  5. Márquez, L.M., Redman, R.S., Rodriguez, R.J. and Roossinck, M.J. (2007) A Virus in a Fungus in a Plant: Three-Way Symbiosis Required for Thermal Tolerance. Science, 315, 513-515.
  6. Rodriguez, R.J., Henson, J., Van Volkenburgh, E., Hoy, M., Wright, L., Beckwith, F., Kim, Y. and Redman, R.S. (2008) Stress Tolerance in Plants via Habitat-Adapted Symbiosis. ISME, 2, 404-416.
  7. Morsy, M.R., Oswald, J., He, J., Tang, Y. and Roossinck, M.J. (2010) Teasing Apart a Three-Way Symbiosis: Transciptome Analyses of Curvularia protuberate in Response to Viral Infection and Heat Stress. Biochemical and Biophysical Research Communications, 401, 225-230.
  8. USGCRP (2009) Global Climate Change Impacts in the United States. In: Karl, T.R., Melillo, J.M. and Peterson, T.C., Eds., United States Global Change Research Program, Cambridge University Press, New York.
  9. Food and Agriculture Organization of the United Nations (FAO) (2013) Hunger.
  10. Rodriguez, R.J., Redman, R.S. and Henson, J.M. (2004) Symbiotic Lifestyle Expression by Fungal Endophytes and the Adaptation of Plants to Stress: Unraveling the Complexities of Intimacy. The Fungal Community, 683-695.
  11. Rodriguez, R.J., White Jr., J.F., Arnold, A.E. and Redman, R.S. (2009) Fungal Endophytes: Diversity and Functional Roles. New Phytologist, 182, 314-330.

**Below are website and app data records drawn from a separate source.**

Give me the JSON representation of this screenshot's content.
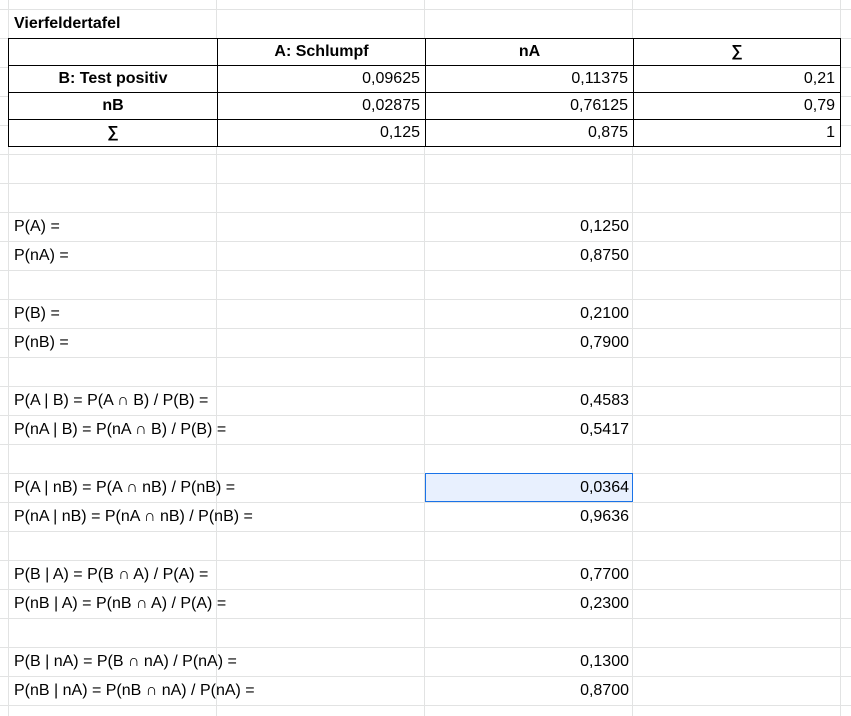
{
  "sheet": {
    "title": "Vierfeldertafel",
    "table": {
      "header": [
        "",
        "A: Schlumpf",
        "nA",
        "∑"
      ],
      "rows": [
        [
          "B: Test positiv",
          "0,09625",
          "0,11375",
          "0,21"
        ],
        [
          "nB",
          "0,02875",
          "0,76125",
          "0,79"
        ],
        [
          "∑",
          "0,125",
          "0,875",
          "1"
        ]
      ]
    },
    "probabilities": [
      {
        "label": "P(A) =",
        "value": "0,1250"
      },
      {
        "label": "P(nA) =",
        "value": "0,8750"
      },
      {
        "label": "P(B) =",
        "value": "0,2100"
      },
      {
        "label": "P(nB) =",
        "value": "0,7900"
      },
      {
        "label": "P(A | B) = P(A ∩ B) / P(B) =",
        "value": "0,4583"
      },
      {
        "label": "P(nA | B) = P(nA ∩ B) / P(B) =",
        "value": "0,5417"
      },
      {
        "label": "P(A | nB) = P(A ∩ nB) / P(nB) =",
        "value": "0,0364"
      },
      {
        "label": "P(nA | nB) = P(nA ∩ nB) / P(nB) =",
        "value": "0,9636"
      },
      {
        "label": "P(B | A) = P(B ∩ A) / P(A) =",
        "value": "0,7700"
      },
      {
        "label": "P(nB | A) = P(nB ∩ A) / P(A) =",
        "value": "0,2300"
      },
      {
        "label": "P(B | nA) = P(B ∩ nA) / P(nA) =",
        "value": "0,1300"
      },
      {
        "label": "P(nB | nA) = P(nB ∩ nA) / P(nA) =",
        "value": "0,8700"
      }
    ]
  }
}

  12. Redman, R.S., Sheehan, K.B., Stout, R.G., Rodriguez, R.J. and Henson, J.M. (2002) Thermotolerance Generated by Plant/Fungal Symbiosis. Science, 298, 1581.
  13. Penna, S. (2003) Building Stress Tolerance through Over-Producing Trehalose in Transgenic Plants. Trends in Plant Science, 8, 355-357.

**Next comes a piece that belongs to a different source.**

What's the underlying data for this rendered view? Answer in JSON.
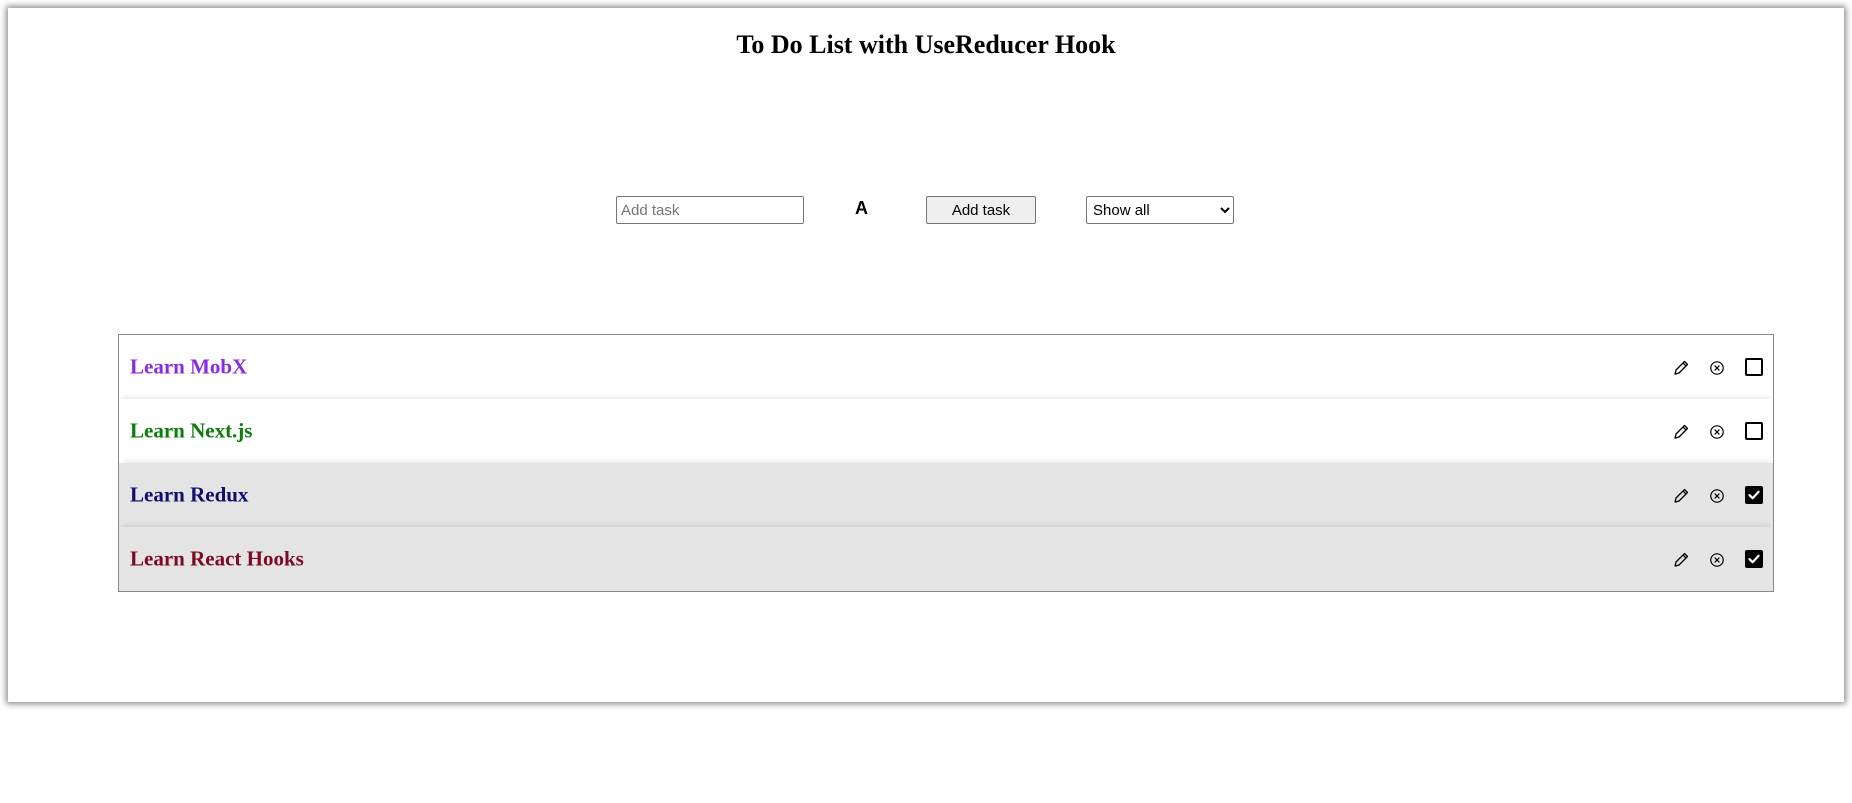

  14. Crowe, J.H., Crowe, L.M. and Chapman, D. (1984) Preservation of Membranes in Anhydrobiotic Organisms: The Role of Trehalose. Science, 223, 701-703.

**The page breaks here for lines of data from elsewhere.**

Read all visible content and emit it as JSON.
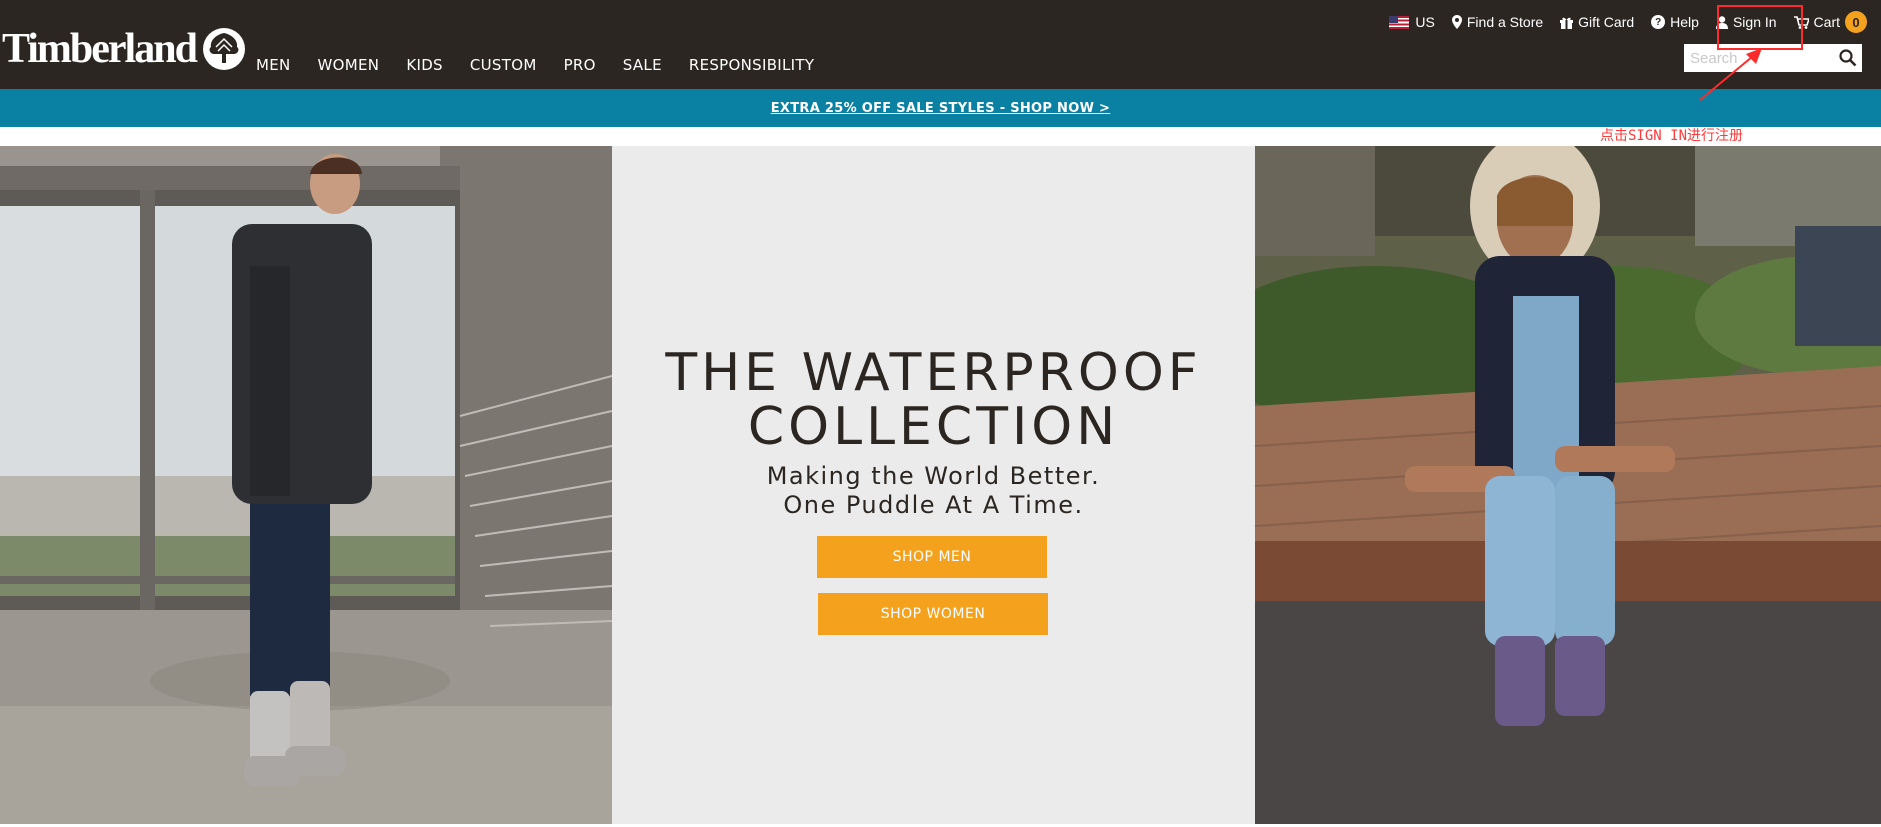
{
  "brand": {
    "name": "Timberland"
  },
  "nav": {
    "main": [
      "MEN",
      "WOMEN",
      "KIDS",
      "CUSTOM",
      "PRO",
      "SALE",
      "RESPONSIBILITY"
    ]
  },
  "utility": {
    "region": "US",
    "find_store": "Find a Store",
    "gift_card": "Gift Card",
    "help": "Help",
    "sign_in": "Sign In",
    "cart": "Cart",
    "cart_count": "0"
  },
  "search": {
    "placeholder": "Search"
  },
  "promo": {
    "text": "EXTRA 25% OFF SALE STYLES - SHOP NOW >"
  },
  "annotation": {
    "text": "点击SIGN IN进行注册"
  },
  "hero": {
    "title_line1": "THE WATERPROOF",
    "title_line2": "COLLECTION",
    "subtitle_line1": "Making the World Better.",
    "subtitle_line2": "One Puddle At A Time.",
    "cta_men": "SHOP MEN",
    "cta_women": "SHOP WOMEN"
  },
  "icons": {
    "flag": "us-flag-icon",
    "store": "map-pin-icon",
    "gift": "gift-icon",
    "help": "help-icon",
    "account": "user-icon",
    "cart": "cart-icon",
    "search": "search-icon"
  },
  "colors": {
    "header_bg": "#2b2622",
    "promo_bg": "#0a80a3",
    "accent": "#f4a21d",
    "panel_center_bg": "#ebebeb",
    "annotation": "#ff2a2a"
  }
}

  15. Subramanian, K.S., Santhanakrishnan, P. and Balasubramanian, P. (2006) Responses of Field Grown Tomato Plants to Arbuscular Mycorrhizal Fungal Colonization under Varying Intensities of Drought Stress. Scientia Horticulturae, 107, 245-253.
  16. McDermitt, D.K., Norman, J.M., Davis, J.T., Ball, J., Arkebauer, T.J., Welles, J.M. and Roemer, S.R. (1989) CO2 Response Curves Can Be Measured with a Field-Portable Closed-Loop Photosynthesis System. Annals of Forest Science, 46, 416s-420s.
  17. Doong, R.L., MacDonald, G.E. and Shilling, D.G. (1993) Effect of Fluoridone on Chlorophyll, Carotenoid, and Anthocyanin Content of Hydrilla. Journal of Aquatic Plant Management, 31, 55-59.
  18. Al-Hamdani, S.H., Todd, G.W. and Francho, D.A. (1990) Response of Wheat Growth and CO2 Assimilation to Altering Root-Zone Temperature. Canadian Journal of Botany, 68, 2698-2702.
  19. Chatterton, N.J., Harrison, P.A., Bennett, J.H. and Thornley, W.R. (1987) Fructan, Starch and Sucrose Concentrations in Crested Wheatgrass and Redtop as Affected by Temperature. Plant Physiology and Biochemistry (Montrouge), 25, 617-623.
  20. Dubois, M., Gilles, K.A., Hamilton, J.K., Rebers, P.A. and Smith, F. (1956) Colorimetric Method for Determination of Sugars and Related Substances. Analytical Chemistry, 28, 350-356.
  21. Conlin, L.K. and Nelson, H.C.M. (2007) The Natural Osmolytetrehalose Is a Positive Regulator of the Heat-Induced Activity of Yeast Heat Shock Transcription Factor. Molecular and Cellular Biology, 27, 1505-1515.
  22. Paul, M.J., Primavesi, L.F., Jhurreea, D. and Zhang, Y. (2008) Trehalose Metabolism and Signaling. Annual Review of Plant Biology, 59, 417-441.
  23. Smith, J.H.C. and French, C.S. (1963) The Major and Accessory Pigments in Photosynthesis. Annual Review of Plant Biology, 14, 181-224.
  24. Inskeep, W.P. and Bloom, P.R. (1985) Extinction Coefficient of Chlorophyll a and b in N,N-Dimethylformamide and 80% Acetone. Plant Physiology, 77, 483-485.
  25. Farquhar, G.D. and Sharkey, T.D. (1982) Stomatal Conductance and Photosynthesis. Annual Review of Plant Biology, 33, 317-345.
  26. Albrizio, R. and Steduto, P. (2003) Photosynthesis, Respiration and Conservative Carbon Use Efficiency of Four Field Grown Crops. Agricultural and Forest Meteorology, 116, 19-36.


*Corresponding author.